Nerve lesions

Injuries to the nerves can often be found through cuts and stump injuries at the upper extremities. In the lower extremeties they also often occur as a result of accidents but also as unwanted side effects of operations. Injuries to nerves should be treated immediately, if possible. The earlier a nerve is reconstructed the better are the chances for regeneration because the nerve has to grow back to its muscle or the area of skin from the location of the injury. This only takes place slowly - it can be assumed that the nerve grows at a speed of about 0.5 to 1mm a day. This implies that when a nerve is hurt at the level of the upper arm the hand can only be used again after about three quarters of a year to a year at the earliest.

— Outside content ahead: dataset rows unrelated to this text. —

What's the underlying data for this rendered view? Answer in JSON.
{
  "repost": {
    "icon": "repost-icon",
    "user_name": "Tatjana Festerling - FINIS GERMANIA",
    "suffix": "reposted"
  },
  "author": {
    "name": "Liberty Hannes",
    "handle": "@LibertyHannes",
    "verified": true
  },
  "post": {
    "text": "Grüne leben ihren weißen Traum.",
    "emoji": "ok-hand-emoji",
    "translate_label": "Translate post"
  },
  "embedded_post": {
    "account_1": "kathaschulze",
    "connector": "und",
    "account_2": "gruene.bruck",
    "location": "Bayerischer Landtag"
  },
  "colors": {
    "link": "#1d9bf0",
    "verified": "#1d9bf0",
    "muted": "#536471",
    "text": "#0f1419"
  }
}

Therefore, early supply of the nerve is necessary in order to prevent muscles and skin from degenerating. The immediate primary repair of the nerve under the microscope is the best way. If this is not possible, a nerve reconstruction by means of a transplant has to be made within 3 months. This nerve graft is normally taken from the sural nerve of the leg. It's excision only leads to a slight numbness at the outer side of the foot. This piece of nerve can then be used as brigde to reconstruct the injured nerve and thus leads to regeneration.